by Dr. David Heine
Someone comes to my office every day seeking the latest and greatest surgery or pill for their illness, disease, or condition. However, it is becoming clearer to me over time, that the latest and greatest technical fix is often more expensive and less effective than simple adjustments in lifestyle.
For many of us, adjustments in lifestyle seem far more difficult and daunting. I would like to challenge each of you (and myself) in this series of articles to explore ways to improve your health through modifications in the way we live each day. These methods have been scientifically shown to improve longevity, quality of life, and in some cases reversal of disease. This series will focus on the research of Dr. Dean Ornish and his colleagues who are recognized for their work in showing that many medical conditions can be treated with adjustments in our lifestyle.
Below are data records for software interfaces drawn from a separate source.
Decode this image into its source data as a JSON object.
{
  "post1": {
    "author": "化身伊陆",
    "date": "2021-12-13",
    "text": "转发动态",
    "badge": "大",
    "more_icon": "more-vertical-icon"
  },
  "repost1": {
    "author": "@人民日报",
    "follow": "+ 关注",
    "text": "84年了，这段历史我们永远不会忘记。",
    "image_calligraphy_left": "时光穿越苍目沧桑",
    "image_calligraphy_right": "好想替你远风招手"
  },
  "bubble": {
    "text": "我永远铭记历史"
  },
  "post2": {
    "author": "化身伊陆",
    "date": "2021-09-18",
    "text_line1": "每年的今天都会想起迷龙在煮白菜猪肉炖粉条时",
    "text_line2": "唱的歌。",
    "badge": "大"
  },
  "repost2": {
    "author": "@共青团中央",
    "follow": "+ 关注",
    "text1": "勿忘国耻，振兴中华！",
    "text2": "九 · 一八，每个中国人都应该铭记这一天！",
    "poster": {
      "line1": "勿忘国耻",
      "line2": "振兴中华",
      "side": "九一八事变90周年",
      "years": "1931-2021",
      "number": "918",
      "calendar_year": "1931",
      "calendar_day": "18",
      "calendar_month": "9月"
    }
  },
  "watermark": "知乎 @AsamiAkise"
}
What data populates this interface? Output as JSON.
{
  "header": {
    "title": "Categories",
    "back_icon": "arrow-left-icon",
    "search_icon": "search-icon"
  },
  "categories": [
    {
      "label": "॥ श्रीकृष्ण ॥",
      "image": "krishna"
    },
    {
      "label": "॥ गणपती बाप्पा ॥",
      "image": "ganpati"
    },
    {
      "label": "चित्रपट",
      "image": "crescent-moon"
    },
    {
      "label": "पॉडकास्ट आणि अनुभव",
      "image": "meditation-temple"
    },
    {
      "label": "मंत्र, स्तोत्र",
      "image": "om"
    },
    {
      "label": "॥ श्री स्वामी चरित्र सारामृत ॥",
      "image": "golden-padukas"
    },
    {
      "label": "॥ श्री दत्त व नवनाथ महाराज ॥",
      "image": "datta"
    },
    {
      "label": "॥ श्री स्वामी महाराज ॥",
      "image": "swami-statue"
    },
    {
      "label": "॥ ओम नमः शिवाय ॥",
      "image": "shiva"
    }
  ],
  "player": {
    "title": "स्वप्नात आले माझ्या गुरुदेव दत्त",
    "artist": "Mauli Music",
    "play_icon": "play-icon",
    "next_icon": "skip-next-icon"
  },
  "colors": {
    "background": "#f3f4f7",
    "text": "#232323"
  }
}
We are each so buried in our day that we cannot see how small choices during the day impact how we feel and how this impacts our health. Small changes in how we live can yield profound results. If we had the ability to step back and examine our daily lives and monitor the improvements in our moods, blood pressure, cholesterol, sex life, relationships with others, we might be more motivated to be persistent with the positive changes that we are making. That is where science plays a role. Many researchers across the globe are analyzing our lives for us, since many of us are too busy and perhaps a bit too biased to study ourselves. They are able to step back and study these changes and measure their impact.
Scientific data shows that the progression of heart disease (narrowing of the arteries around the heart that cause heart attacks or angina) can be reversed with making significant changes in the way that we live our lives without the use of medication in many, but not all, cases. These changes in lifestyle include a diet high in lean protein, whole grains, and vegetables in their unrefined forms. Moderate daily exercise, stress management and improved social interactions (the practice of a religion, support groups, friendships and love) are also key elements of this healthier way of living.
Dr. Ornish and his colleagues at Sloan Kettering Cancer Center and UCSF have now shown that the progression of early stage prostate cancer can be stopped or perhaps reversed with changing how we eat and how we live.
Their research show positive effects on over 500 separate genes (published in the Proceedings of the National Academy of Sciences) in just a few months of starting an intense and broad change in lifestyle. In other words, our actual DNA and the proteins that it expresses can be turned on (up regulated) or off (down regulated) based on our lifestyle.
Some of us may need to do more than others. If you have had a heart attack or 2 sisters with breast cancer and you are 30 lbs overweight, you will need to make more extensive changes than others.
Finding joy and love and waking up feeling well each day is better than living in fear of diabetes, obesity, cancer and heart disease. Try to take a step back each day and look at how you are living. Try to look at the big picture. Did I take a few minutes today to meditate or simply take a few minutes for quiet reflection? Did I order the salad at Subway instead of the sandwich? Did I have an egg and some oatmeal this morning instead of a Danish? However, don’t forget, there is good data that supports that the healthiest eaters in our society allow themselves occasional (occasional, not frequent) indulgences.
It doesn’t have to be all or nothing. Humans have a hard time changing more than one or two things at one time. Try a couple of small changes at first. Sign up for a yoga class or try a new vegetable. Go for a walk with a friend or ask a new friend out on a date. Learn about a new religion or say a short prayer for a friend in need. You will be amazed at how these small changes will snowball.
Maybe after a few months you’ll be able to cut back on your dose of cholesterol medicine (with your doctor’s supervision) or walk an extra block or two. Maybe you’ll sleep a bit better and have a bit more energy to try a little snowshoeing with the kids or grandkids. If moderate changes are not giving you the improvements in your weight, energy, or cholesterol that you want, bigger changes may be needed. You may need to walk 30 minutes daily, work towards a “plant based diet,” and add in some yoga or meditation to avoid a new medication or surgery, but I think it will be worth it. Wishing you the best of health in 2011.